Starch, suspended in water, is liquefied in the presence of acid and/or enzymes which convert the starch to a low-glucose solution. Treatment with another enzyme continues the conversion process.
Throughout the process, refiners can halt acid or enzyme actions at key points to produce the right mixture of sugars like glucose and maltose for syrups to meet different needs. In some syrups, the conversion of starch to sugars is halted at an early stage to produce low-to-medium sweetness syrups. In others, the conversion is allowed to proceed until the syrup is nearly all glucose. The syrup is refined in filters, centrifuges, and ion-exchange columns, and excess water is evaporated.
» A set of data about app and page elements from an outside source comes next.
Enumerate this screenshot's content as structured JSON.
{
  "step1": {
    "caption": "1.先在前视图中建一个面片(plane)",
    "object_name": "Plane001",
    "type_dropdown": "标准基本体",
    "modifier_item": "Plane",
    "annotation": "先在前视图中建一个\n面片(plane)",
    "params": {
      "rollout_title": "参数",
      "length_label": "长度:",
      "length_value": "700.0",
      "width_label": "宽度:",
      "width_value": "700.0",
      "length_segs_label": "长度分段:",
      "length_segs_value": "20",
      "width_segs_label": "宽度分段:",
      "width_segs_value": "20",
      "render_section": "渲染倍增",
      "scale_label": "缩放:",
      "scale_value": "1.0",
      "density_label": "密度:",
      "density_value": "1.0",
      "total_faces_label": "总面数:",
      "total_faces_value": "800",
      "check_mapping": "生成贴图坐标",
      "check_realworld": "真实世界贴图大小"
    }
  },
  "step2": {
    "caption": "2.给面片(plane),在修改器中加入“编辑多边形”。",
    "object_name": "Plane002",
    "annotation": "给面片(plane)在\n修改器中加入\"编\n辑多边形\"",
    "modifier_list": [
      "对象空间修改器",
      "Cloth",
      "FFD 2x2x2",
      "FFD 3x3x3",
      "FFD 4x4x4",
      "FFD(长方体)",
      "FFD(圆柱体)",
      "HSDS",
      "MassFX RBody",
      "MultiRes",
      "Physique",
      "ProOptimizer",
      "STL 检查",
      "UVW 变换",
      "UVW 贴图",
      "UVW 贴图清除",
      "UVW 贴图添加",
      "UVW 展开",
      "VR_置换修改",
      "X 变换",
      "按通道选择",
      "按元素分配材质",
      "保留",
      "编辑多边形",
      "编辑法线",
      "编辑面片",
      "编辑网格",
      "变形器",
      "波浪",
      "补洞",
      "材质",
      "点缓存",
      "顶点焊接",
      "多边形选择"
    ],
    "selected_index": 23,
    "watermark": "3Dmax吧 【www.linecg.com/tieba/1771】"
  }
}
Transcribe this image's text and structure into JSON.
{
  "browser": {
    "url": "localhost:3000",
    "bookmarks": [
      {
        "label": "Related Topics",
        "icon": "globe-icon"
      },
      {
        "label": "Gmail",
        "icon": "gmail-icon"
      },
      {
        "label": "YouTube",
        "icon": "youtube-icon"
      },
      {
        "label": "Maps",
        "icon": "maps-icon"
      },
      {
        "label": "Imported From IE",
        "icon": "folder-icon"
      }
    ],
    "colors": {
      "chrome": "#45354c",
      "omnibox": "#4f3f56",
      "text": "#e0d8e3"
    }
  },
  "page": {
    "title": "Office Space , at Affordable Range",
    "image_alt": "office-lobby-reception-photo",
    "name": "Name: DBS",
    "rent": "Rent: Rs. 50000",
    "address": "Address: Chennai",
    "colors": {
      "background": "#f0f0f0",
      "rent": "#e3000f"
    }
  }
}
Syrups are sold directly, crystallized into pure glucose, or processed further to create high fructose corn syrup.
- CRA Supports the Formation of the U.S. Agriculture Coalition for Cuba January 8, 2015
- Statement by the Corn Refiners Association on the recent University of Utah Study on the Effects of Fructose Consumption on Female Mice January 5, 2015
- Statement by the Corn Refiners Association on the Recent Article in the Journal Open Heart on the Effects of Sugar Consumption on Cardiometabolic Disease December 15, 2014
- Corn Refiners Association Praises EPA Decision on TSCA Exemptions December 12, 2014
- Statement by the Corn Refiners Association on the recent University of Southern California Study On the Effects of Fructose and Glucose on Brain Activity December 10, 2014